PC Magazine is reporting that Nvidia is putting it’s chipset business on hold due to legal issues between itself and Intel. Nvidia sock puppet PR person Robert Sherbin explains why:
“We have said that we will continue to innovate integrated solutions for Intel’s FSB architecture,” Sherbin said in an email. “We firmly believe that this market has a long healthy life ahead. But because of Intel’s improper claims to customers and the market that we aren’t licensed to the new DMI bus and its unfair business tactics, it is effectively impossible for us to market chipsets for future CPUs. So, until we resolve this matter in court next year, we’ll postpone further chipset investments.”
Intel claims that its four-year-old chipset license with Nvidia does not cover the “Nehalem,” or Core series of microprocessors. Nvidia disagrees, and the matter will be hashed out in court in 2010. Nvidia still sells chipsets specifically designed for AMD’s line of processors, but has halted further development as well.
So, anybody who wants a chipset to work with an AMD or and Intel process is not going to Nvidia. That may pose a problem for Apple who uses Nvidia chipsets in Macs because they offer a performance improvement of similar Intel chipsets.

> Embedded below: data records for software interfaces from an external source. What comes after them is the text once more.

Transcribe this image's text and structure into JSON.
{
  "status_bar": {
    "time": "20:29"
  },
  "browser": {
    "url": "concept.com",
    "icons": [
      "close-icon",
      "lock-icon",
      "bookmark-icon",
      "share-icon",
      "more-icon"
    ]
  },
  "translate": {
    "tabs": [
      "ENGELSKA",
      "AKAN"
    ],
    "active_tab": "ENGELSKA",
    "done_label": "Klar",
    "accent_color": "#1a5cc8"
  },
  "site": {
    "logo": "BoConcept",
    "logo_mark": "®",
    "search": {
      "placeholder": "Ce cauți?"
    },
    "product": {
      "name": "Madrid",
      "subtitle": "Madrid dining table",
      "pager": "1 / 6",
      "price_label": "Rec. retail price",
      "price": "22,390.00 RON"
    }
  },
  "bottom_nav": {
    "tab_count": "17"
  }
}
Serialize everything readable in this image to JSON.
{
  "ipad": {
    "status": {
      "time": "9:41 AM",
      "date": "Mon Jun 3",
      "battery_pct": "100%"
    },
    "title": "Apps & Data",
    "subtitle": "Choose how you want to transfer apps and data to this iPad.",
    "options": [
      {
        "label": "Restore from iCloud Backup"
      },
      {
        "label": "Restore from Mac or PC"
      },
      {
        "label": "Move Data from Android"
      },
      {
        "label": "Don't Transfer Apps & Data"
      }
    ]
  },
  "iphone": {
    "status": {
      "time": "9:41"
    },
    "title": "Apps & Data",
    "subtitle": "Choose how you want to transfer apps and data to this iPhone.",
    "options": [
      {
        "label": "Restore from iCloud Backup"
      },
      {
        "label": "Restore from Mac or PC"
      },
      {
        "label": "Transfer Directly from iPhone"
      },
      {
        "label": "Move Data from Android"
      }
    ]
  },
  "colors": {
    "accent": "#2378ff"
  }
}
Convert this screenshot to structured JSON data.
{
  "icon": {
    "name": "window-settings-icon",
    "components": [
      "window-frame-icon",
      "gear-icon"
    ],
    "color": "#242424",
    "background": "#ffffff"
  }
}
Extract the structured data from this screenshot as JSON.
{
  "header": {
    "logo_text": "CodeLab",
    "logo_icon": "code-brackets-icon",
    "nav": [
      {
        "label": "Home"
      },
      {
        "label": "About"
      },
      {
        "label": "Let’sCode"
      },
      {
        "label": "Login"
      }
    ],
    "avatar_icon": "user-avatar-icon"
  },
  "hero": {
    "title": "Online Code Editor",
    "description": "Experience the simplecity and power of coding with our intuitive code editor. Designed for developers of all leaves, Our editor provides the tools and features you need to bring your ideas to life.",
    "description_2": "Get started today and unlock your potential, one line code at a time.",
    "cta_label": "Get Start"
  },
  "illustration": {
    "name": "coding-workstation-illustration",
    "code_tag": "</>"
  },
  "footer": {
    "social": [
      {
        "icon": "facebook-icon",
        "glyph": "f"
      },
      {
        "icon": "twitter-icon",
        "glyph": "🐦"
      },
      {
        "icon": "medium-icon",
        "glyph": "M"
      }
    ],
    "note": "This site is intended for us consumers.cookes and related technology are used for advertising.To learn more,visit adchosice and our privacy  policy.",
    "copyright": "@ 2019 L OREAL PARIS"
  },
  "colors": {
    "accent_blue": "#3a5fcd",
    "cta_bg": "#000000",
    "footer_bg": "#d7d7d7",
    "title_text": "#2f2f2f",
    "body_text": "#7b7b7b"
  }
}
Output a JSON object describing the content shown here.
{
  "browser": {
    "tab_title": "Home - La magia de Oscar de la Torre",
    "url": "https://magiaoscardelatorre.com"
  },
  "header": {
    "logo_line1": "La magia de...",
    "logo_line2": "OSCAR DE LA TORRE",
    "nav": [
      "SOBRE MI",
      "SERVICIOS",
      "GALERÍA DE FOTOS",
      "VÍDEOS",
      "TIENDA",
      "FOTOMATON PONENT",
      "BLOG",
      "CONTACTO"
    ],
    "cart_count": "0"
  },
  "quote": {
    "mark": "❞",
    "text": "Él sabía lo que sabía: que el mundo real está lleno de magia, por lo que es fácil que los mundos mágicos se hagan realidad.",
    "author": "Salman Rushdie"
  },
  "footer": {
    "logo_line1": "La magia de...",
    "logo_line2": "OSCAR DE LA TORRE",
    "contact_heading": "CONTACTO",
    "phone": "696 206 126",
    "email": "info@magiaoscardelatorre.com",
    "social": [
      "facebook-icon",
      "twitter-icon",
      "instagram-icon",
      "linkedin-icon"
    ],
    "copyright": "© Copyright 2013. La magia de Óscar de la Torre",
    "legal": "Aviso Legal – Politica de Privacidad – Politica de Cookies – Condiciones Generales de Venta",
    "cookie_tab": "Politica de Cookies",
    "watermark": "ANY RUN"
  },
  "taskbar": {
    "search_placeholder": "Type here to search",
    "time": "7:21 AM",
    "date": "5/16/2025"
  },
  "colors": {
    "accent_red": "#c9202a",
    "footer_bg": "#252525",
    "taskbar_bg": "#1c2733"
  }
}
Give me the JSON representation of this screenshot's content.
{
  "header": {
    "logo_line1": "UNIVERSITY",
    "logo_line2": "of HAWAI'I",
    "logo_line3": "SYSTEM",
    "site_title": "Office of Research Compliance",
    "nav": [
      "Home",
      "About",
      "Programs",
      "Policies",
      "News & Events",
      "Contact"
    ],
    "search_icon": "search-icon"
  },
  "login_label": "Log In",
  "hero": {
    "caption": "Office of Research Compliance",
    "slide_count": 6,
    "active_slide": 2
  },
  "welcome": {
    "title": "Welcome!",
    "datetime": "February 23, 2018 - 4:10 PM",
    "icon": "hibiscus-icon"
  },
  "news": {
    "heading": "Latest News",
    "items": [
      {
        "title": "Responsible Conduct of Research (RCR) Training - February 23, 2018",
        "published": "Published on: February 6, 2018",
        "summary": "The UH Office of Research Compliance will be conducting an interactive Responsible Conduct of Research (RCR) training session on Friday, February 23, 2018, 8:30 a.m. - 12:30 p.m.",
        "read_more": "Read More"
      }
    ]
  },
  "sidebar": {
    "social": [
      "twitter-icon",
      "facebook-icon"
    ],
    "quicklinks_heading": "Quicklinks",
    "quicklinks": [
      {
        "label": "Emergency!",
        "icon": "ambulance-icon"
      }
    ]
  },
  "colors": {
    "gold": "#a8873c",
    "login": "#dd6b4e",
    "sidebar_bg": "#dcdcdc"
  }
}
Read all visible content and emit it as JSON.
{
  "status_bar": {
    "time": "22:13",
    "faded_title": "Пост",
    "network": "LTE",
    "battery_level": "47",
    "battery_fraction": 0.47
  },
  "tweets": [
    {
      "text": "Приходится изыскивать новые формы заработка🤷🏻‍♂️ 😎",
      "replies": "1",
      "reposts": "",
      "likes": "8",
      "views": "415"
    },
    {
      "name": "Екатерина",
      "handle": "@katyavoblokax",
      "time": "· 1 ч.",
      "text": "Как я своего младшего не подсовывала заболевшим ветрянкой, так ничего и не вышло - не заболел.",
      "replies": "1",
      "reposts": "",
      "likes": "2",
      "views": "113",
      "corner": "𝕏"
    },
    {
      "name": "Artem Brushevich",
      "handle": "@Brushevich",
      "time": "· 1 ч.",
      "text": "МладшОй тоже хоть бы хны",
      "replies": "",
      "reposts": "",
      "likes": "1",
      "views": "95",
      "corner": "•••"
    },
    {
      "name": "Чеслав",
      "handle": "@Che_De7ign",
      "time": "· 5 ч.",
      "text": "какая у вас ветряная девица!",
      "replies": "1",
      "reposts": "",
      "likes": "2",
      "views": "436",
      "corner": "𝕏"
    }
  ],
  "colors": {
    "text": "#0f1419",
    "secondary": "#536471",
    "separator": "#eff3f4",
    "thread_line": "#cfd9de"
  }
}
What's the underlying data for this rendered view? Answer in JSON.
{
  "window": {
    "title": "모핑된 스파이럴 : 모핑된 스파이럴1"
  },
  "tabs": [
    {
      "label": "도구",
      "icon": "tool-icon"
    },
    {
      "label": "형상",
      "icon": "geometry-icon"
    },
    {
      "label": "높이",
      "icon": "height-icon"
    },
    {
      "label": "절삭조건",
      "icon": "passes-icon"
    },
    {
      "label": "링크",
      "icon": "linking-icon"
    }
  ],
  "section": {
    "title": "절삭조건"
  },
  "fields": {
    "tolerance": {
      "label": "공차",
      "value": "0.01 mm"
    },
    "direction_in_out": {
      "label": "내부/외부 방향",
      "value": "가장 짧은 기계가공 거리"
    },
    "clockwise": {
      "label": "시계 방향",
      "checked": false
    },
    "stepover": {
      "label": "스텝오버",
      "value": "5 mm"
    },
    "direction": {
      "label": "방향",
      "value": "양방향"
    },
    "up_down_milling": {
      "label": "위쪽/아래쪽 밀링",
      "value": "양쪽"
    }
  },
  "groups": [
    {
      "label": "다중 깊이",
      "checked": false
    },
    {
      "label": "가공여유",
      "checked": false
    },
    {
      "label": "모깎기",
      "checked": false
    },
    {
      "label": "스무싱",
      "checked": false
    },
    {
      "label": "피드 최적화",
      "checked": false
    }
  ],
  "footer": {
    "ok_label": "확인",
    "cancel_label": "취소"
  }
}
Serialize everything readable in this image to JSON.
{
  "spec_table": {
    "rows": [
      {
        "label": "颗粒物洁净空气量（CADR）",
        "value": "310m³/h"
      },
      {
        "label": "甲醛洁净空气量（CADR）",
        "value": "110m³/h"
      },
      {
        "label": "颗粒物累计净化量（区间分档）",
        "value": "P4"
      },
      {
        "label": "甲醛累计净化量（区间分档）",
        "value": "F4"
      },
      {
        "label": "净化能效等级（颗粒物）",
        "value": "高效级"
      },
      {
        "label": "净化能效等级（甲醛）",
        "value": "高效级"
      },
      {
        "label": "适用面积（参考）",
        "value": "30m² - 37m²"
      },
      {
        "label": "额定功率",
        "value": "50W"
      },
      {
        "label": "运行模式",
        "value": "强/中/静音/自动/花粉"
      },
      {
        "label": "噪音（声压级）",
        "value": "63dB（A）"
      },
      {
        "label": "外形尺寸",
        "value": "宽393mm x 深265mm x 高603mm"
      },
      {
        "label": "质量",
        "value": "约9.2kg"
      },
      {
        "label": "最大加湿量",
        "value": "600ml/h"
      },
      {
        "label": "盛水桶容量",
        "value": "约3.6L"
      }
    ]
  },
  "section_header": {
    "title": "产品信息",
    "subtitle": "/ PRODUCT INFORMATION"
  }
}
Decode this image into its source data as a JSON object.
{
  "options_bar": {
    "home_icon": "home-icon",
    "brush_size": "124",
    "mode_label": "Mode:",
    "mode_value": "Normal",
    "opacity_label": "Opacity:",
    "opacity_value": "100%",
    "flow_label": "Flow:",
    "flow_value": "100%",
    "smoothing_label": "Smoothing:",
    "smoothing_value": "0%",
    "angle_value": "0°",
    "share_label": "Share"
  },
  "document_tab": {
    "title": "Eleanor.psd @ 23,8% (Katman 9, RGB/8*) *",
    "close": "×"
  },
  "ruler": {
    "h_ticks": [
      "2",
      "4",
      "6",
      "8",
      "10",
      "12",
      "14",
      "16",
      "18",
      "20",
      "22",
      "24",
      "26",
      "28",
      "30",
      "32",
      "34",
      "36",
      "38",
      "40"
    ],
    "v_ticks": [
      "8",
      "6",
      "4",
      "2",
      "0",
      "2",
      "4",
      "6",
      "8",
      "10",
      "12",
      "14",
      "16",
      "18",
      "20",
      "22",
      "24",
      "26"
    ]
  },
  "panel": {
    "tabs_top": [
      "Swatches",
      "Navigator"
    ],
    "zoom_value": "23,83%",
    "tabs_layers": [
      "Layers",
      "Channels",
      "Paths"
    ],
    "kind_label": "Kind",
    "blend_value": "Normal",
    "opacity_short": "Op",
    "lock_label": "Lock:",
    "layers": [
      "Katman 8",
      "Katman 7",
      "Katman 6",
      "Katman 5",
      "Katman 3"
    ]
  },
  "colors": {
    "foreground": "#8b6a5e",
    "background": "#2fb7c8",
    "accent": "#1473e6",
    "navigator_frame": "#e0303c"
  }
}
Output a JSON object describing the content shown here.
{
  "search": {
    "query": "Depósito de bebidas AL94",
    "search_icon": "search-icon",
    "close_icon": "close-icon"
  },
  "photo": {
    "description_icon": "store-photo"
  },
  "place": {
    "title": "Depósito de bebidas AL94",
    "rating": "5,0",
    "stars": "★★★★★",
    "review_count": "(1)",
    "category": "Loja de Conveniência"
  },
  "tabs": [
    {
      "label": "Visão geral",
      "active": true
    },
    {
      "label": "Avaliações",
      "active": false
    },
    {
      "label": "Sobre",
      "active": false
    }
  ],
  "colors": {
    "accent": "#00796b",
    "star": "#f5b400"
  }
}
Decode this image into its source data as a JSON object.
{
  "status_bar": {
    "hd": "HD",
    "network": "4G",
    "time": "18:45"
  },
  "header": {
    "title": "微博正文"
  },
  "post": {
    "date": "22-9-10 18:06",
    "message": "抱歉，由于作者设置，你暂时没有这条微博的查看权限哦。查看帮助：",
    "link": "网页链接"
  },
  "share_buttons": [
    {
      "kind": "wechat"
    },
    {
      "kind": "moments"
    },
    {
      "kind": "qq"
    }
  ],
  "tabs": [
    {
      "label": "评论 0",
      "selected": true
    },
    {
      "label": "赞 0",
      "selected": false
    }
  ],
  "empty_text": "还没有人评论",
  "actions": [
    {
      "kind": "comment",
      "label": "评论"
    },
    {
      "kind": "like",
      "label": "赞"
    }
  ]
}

The same report also claims that Nvidia is also exiting the mid- and high-end standalone graphics card market, although the company has apparently called the rumor “patently untrue”. Sure, I remember not to long ago that rumors that it was leaving the chipset business were “groundless” according to Nvidia and today we have them leaving the chipset business. So take that denial for what it’s worth.